→ What to work on: Copy each line of the material below that includes the string "value".

___

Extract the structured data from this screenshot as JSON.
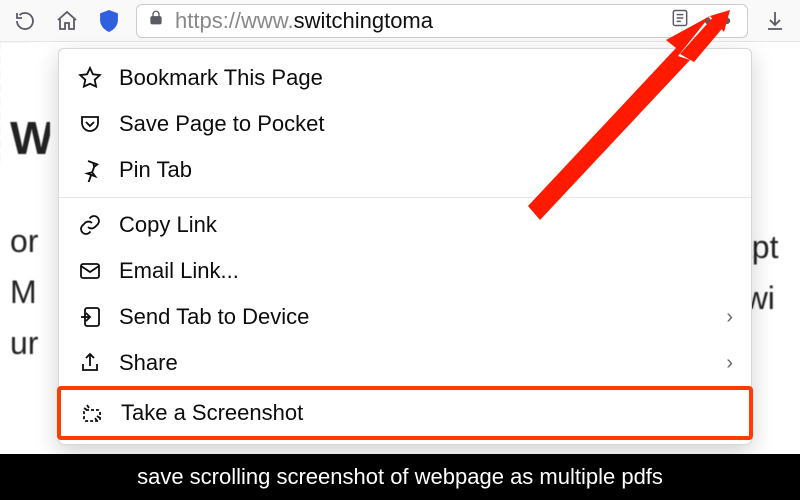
{
  "url": {
    "prefix": "https://www.",
    "host": "switchingtoma"
  },
  "menu": {
    "bookmark": "Bookmark This Page",
    "pocket": "Save Page to Pocket",
    "pin": "Pin Tab",
    "copy": "Copy Link",
    "email": "Email Link...",
    "send": "Send Tab to Device",
    "share": "Share",
    "screenshot": "Take a Screenshot"
  },
  "bg": {
    "left1": "W",
    "left2": "or",
    "left3": "M",
    "left4": "ur",
    "right1": "capt",
    "right2": "n wi"
  },
  "caption": "save scrolling screenshot of webpage as multiple pdfs"
}
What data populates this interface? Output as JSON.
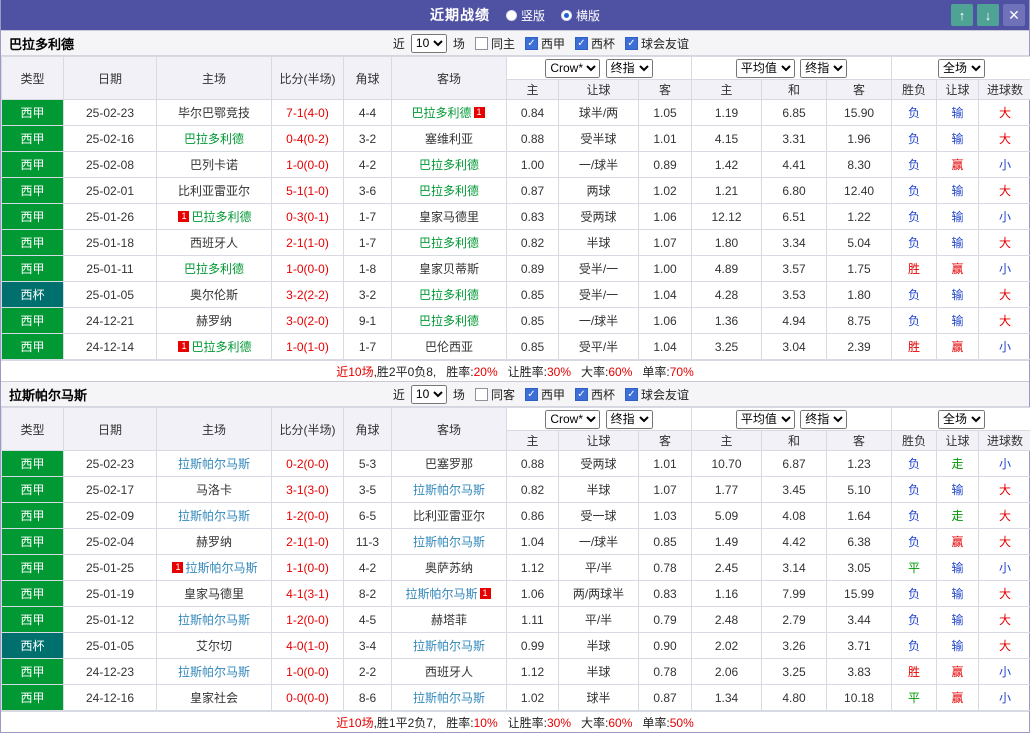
{
  "titlebar": {
    "title": "近期战绩",
    "layout_options": [
      {
        "label": "竖版",
        "selected": false
      },
      {
        "label": "横版",
        "selected": true
      }
    ],
    "buttons": {
      "up": "↑",
      "down": "↓",
      "close": "✕"
    }
  },
  "columns": {
    "type": "类型",
    "date": "日期",
    "home": "主场",
    "score": "比分(半场)",
    "corner": "角球",
    "away": "客场",
    "asian_home": "主",
    "asian_handicap": "让球",
    "asian_away": "客",
    "euro_home": "主",
    "euro_draw": "和",
    "euro_away": "客",
    "result": "胜负",
    "handicap_result": "让球",
    "goals": "进球数"
  },
  "result_colors": {
    "胜": "red",
    "负": "blue",
    "平": "green",
    "赢": "red",
    "输": "blue",
    "走": "green",
    "大": "red",
    "小": "blue"
  },
  "sections": [
    {
      "team": "巴拉多利德",
      "team_color": "#009933",
      "filter": {
        "pre": "近",
        "count": "10",
        "post": "场",
        "checkboxes": [
          {
            "label": "同主",
            "checked": false
          },
          {
            "label": "西甲",
            "checked": true
          },
          {
            "label": "西杯",
            "checked": true
          },
          {
            "label": "球会友谊",
            "checked": true
          }
        ]
      },
      "controls": {
        "bookmaker": "Crow*",
        "asian_time": "终指",
        "average": "平均值",
        "euro_time": "终指",
        "scope": "全场"
      },
      "rows": [
        {
          "league": "西甲",
          "date": "25-02-23",
          "home": "毕尔巴鄂竞技",
          "home_tracked": false,
          "home_badge": "",
          "score": "7-1(4-0)",
          "corner": "4-4",
          "away": "巴拉多利德",
          "away_tracked": true,
          "away_badge": "1",
          "asian": [
            "0.84",
            "球半/两",
            "1.05"
          ],
          "euro": [
            "1.19",
            "6.85",
            "15.90"
          ],
          "result": "负",
          "handicap_result": "输",
          "goals_result": "大"
        },
        {
          "league": "西甲",
          "date": "25-02-16",
          "home": "巴拉多利德",
          "home_tracked": true,
          "home_badge": "",
          "score": "0-4(0-2)",
          "corner": "3-2",
          "away": "塞维利亚",
          "away_tracked": false,
          "away_badge": "",
          "asian": [
            "0.88",
            "受半球",
            "1.01"
          ],
          "euro": [
            "4.15",
            "3.31",
            "1.96"
          ],
          "result": "负",
          "handicap_result": "输",
          "goals_result": "大"
        },
        {
          "league": "西甲",
          "date": "25-02-08",
          "home": "巴列卡诺",
          "home_tracked": false,
          "home_badge": "",
          "score": "1-0(0-0)",
          "corner": "4-2",
          "away": "巴拉多利德",
          "away_tracked": true,
          "away_badge": "",
          "asian": [
            "1.00",
            "一/球半",
            "0.89"
          ],
          "euro": [
            "1.42",
            "4.41",
            "8.30"
          ],
          "result": "负",
          "handicap_result": "赢",
          "goals_result": "小"
        },
        {
          "league": "西甲",
          "date": "25-02-01",
          "home": "比利亚雷亚尔",
          "home_tracked": false,
          "home_badge": "",
          "score": "5-1(1-0)",
          "corner": "3-6",
          "away": "巴拉多利德",
          "away_tracked": true,
          "away_badge": "",
          "asian": [
            "0.87",
            "两球",
            "1.02"
          ],
          "euro": [
            "1.21",
            "6.80",
            "12.40"
          ],
          "result": "负",
          "handicap_result": "输",
          "goals_result": "大"
        },
        {
          "league": "西甲",
          "date": "25-01-26",
          "home": "巴拉多利德",
          "home_tracked": true,
          "home_badge": "1",
          "score": "0-3(0-1)",
          "corner": "1-7",
          "away": "皇家马德里",
          "away_tracked": false,
          "away_badge": "",
          "asian": [
            "0.83",
            "受两球",
            "1.06"
          ],
          "euro": [
            "12.12",
            "6.51",
            "1.22"
          ],
          "result": "负",
          "handicap_result": "输",
          "goals_result": "小"
        },
        {
          "league": "西甲",
          "date": "25-01-18",
          "home": "西班牙人",
          "home_tracked": false,
          "home_badge": "",
          "score": "2-1(1-0)",
          "corner": "1-7",
          "away": "巴拉多利德",
          "away_tracked": true,
          "away_badge": "",
          "asian": [
            "0.82",
            "半球",
            "1.07"
          ],
          "euro": [
            "1.80",
            "3.34",
            "5.04"
          ],
          "result": "负",
          "handicap_result": "输",
          "goals_result": "大"
        },
        {
          "league": "西甲",
          "date": "25-01-11",
          "home": "巴拉多利德",
          "home_tracked": true,
          "home_badge": "",
          "score": "1-0(0-0)",
          "corner": "1-8",
          "away": "皇家贝蒂斯",
          "away_tracked": false,
          "away_badge": "",
          "asian": [
            "0.89",
            "受半/一",
            "1.00"
          ],
          "euro": [
            "4.89",
            "3.57",
            "1.75"
          ],
          "result": "胜",
          "handicap_result": "赢",
          "goals_result": "小"
        },
        {
          "league": "西杯",
          "date": "25-01-05",
          "home": "奥尔伦斯",
          "home_tracked": false,
          "home_badge": "",
          "score": "3-2(2-2)",
          "corner": "3-2",
          "away": "巴拉多利德",
          "away_tracked": true,
          "away_badge": "",
          "asian": [
            "0.85",
            "受半/一",
            "1.04"
          ],
          "euro": [
            "4.28",
            "3.53",
            "1.80"
          ],
          "result": "负",
          "handicap_result": "输",
          "goals_result": "大"
        },
        {
          "league": "西甲",
          "date": "24-12-21",
          "home": "赫罗纳",
          "home_tracked": false,
          "home_badge": "",
          "score": "3-0(2-0)",
          "corner": "9-1",
          "away": "巴拉多利德",
          "away_tracked": true,
          "away_badge": "",
          "asian": [
            "0.85",
            "一/球半",
            "1.06"
          ],
          "euro": [
            "1.36",
            "4.94",
            "8.75"
          ],
          "result": "负",
          "handicap_result": "输",
          "goals_result": "大"
        },
        {
          "league": "西甲",
          "date": "24-12-14",
          "home": "巴拉多利德",
          "home_tracked": true,
          "home_badge": "1",
          "score": "1-0(1-0)",
          "corner": "1-7",
          "away": "巴伦西亚",
          "away_tracked": false,
          "away_badge": "",
          "asian": [
            "0.85",
            "受平/半",
            "1.04"
          ],
          "euro": [
            "3.25",
            "3.04",
            "2.39"
          ],
          "result": "胜",
          "handicap_result": "赢",
          "goals_result": "小"
        }
      ],
      "footer": {
        "games": "近10场",
        "record": ",胜2平0负8, ",
        "stats": [
          {
            "label": "胜率:",
            "value": "20%"
          },
          {
            "label": "让胜率:",
            "value": "30%"
          },
          {
            "label": "大率:",
            "value": "60%"
          },
          {
            "label": "单率:",
            "value": "70%"
          }
        ]
      }
    },
    {
      "team": "拉斯帕尔马斯",
      "team_color": "#3388bb",
      "filter": {
        "pre": "近",
        "count": "10",
        "post": "场",
        "checkboxes": [
          {
            "label": "同客",
            "checked": false
          },
          {
            "label": "西甲",
            "checked": true
          },
          {
            "label": "西杯",
            "checked": true
          },
          {
            "label": "球会友谊",
            "checked": true
          }
        ]
      },
      "controls": {
        "bookmaker": "Crow*",
        "asian_time": "终指",
        "average": "平均值",
        "euro_time": "终指",
        "scope": "全场"
      },
      "rows": [
        {
          "league": "西甲",
          "date": "25-02-23",
          "home": "拉斯帕尔马斯",
          "home_tracked": true,
          "home_badge": "",
          "score": "0-2(0-0)",
          "corner": "5-3",
          "away": "巴塞罗那",
          "away_tracked": false,
          "away_badge": "",
          "asian": [
            "0.88",
            "受两球",
            "1.01"
          ],
          "euro": [
            "10.70",
            "6.87",
            "1.23"
          ],
          "result": "负",
          "handicap_result": "走",
          "goals_result": "小"
        },
        {
          "league": "西甲",
          "date": "25-02-17",
          "home": "马洛卡",
          "home_tracked": false,
          "home_badge": "",
          "score": "3-1(3-0)",
          "corner": "3-5",
          "away": "拉斯帕尔马斯",
          "away_tracked": true,
          "away_badge": "",
          "asian": [
            "0.82",
            "半球",
            "1.07"
          ],
          "euro": [
            "1.77",
            "3.45",
            "5.10"
          ],
          "result": "负",
          "handicap_result": "输",
          "goals_result": "大"
        },
        {
          "league": "西甲",
          "date": "25-02-09",
          "home": "拉斯帕尔马斯",
          "home_tracked": true,
          "home_badge": "",
          "score": "1-2(0-0)",
          "corner": "6-5",
          "away": "比利亚雷亚尔",
          "away_tracked": false,
          "away_badge": "",
          "asian": [
            "0.86",
            "受一球",
            "1.03"
          ],
          "euro": [
            "5.09",
            "4.08",
            "1.64"
          ],
          "result": "负",
          "handicap_result": "走",
          "goals_result": "大"
        },
        {
          "league": "西甲",
          "date": "25-02-04",
          "home": "赫罗纳",
          "home_tracked": false,
          "home_badge": "",
          "score": "2-1(1-0)",
          "corner": "11-3",
          "away": "拉斯帕尔马斯",
          "away_tracked": true,
          "away_badge": "",
          "asian": [
            "1.04",
            "一/球半",
            "0.85"
          ],
          "euro": [
            "1.49",
            "4.42",
            "6.38"
          ],
          "result": "负",
          "handicap_result": "赢",
          "goals_result": "大"
        },
        {
          "league": "西甲",
          "date": "25-01-25",
          "home": "拉斯帕尔马斯",
          "home_tracked": true,
          "home_badge": "1",
          "score": "1-1(0-0)",
          "corner": "4-2",
          "away": "奥萨苏纳",
          "away_tracked": false,
          "away_badge": "",
          "asian": [
            "1.12",
            "平/半",
            "0.78"
          ],
          "euro": [
            "2.45",
            "3.14",
            "3.05"
          ],
          "result": "平",
          "handicap_result": "输",
          "goals_result": "小"
        },
        {
          "league": "西甲",
          "date": "25-01-19",
          "home": "皇家马德里",
          "home_tracked": false,
          "home_badge": "",
          "score": "4-1(3-1)",
          "corner": "8-2",
          "away": "拉斯帕尔马斯",
          "away_tracked": true,
          "away_badge": "1",
          "asian": [
            "1.06",
            "两/两球半",
            "0.83"
          ],
          "euro": [
            "1.16",
            "7.99",
            "15.99"
          ],
          "result": "负",
          "handicap_result": "输",
          "goals_result": "大"
        },
        {
          "league": "西甲",
          "date": "25-01-12",
          "home": "拉斯帕尔马斯",
          "home_tracked": true,
          "home_badge": "",
          "score": "1-2(0-0)",
          "corner": "4-5",
          "away": "赫塔菲",
          "away_tracked": false,
          "away_badge": "",
          "asian": [
            "1.11",
            "平/半",
            "0.79"
          ],
          "euro": [
            "2.48",
            "2.79",
            "3.44"
          ],
          "result": "负",
          "handicap_result": "输",
          "goals_result": "大"
        },
        {
          "league": "西杯",
          "date": "25-01-05",
          "home": "艾尔切",
          "home_tracked": false,
          "home_badge": "",
          "score": "4-0(1-0)",
          "corner": "3-4",
          "away": "拉斯帕尔马斯",
          "away_tracked": true,
          "away_badge": "",
          "asian": [
            "0.99",
            "半球",
            "0.90"
          ],
          "euro": [
            "2.02",
            "3.26",
            "3.71"
          ],
          "result": "负",
          "handicap_result": "输",
          "goals_result": "大"
        },
        {
          "league": "西甲",
          "date": "24-12-23",
          "home": "拉斯帕尔马斯",
          "home_tracked": true,
          "home_badge": "",
          "score": "1-0(0-0)",
          "corner": "2-2",
          "away": "西班牙人",
          "away_tracked": false,
          "away_badge": "",
          "asian": [
            "1.12",
            "半球",
            "0.78"
          ],
          "euro": [
            "2.06",
            "3.25",
            "3.83"
          ],
          "result": "胜",
          "handicap_result": "赢",
          "goals_result": "小"
        },
        {
          "league": "西甲",
          "date": "24-12-16",
          "home": "皇家社会",
          "home_tracked": false,
          "home_badge": "",
          "score": "0-0(0-0)",
          "corner": "8-6",
          "away": "拉斯帕尔马斯",
          "away_tracked": true,
          "away_badge": "",
          "asian": [
            "1.02",
            "球半",
            "0.87"
          ],
          "euro": [
            "1.34",
            "4.80",
            "10.18"
          ],
          "result": "平",
          "handicap_result": "赢",
          "goals_result": "小"
        }
      ],
      "footer": {
        "games": "近10场",
        "record": ",胜1平2负7, ",
        "stats": [
          {
            "label": "胜率:",
            "value": "10%"
          },
          {
            "label": "让胜率:",
            "value": "30%"
          },
          {
            "label": "大率:",
            "value": "60%"
          },
          {
            "label": "单率:",
            "value": "50%"
          }
        ]
      }
    }
  ]
}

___

→ Result for this exercise:
            "value": "20%"
            "value": "30%"
            "value": "60%"
            "value": "70%"
            "value": "10%"
            "value": "30%"
            "value": "60%"
            "value": "50%"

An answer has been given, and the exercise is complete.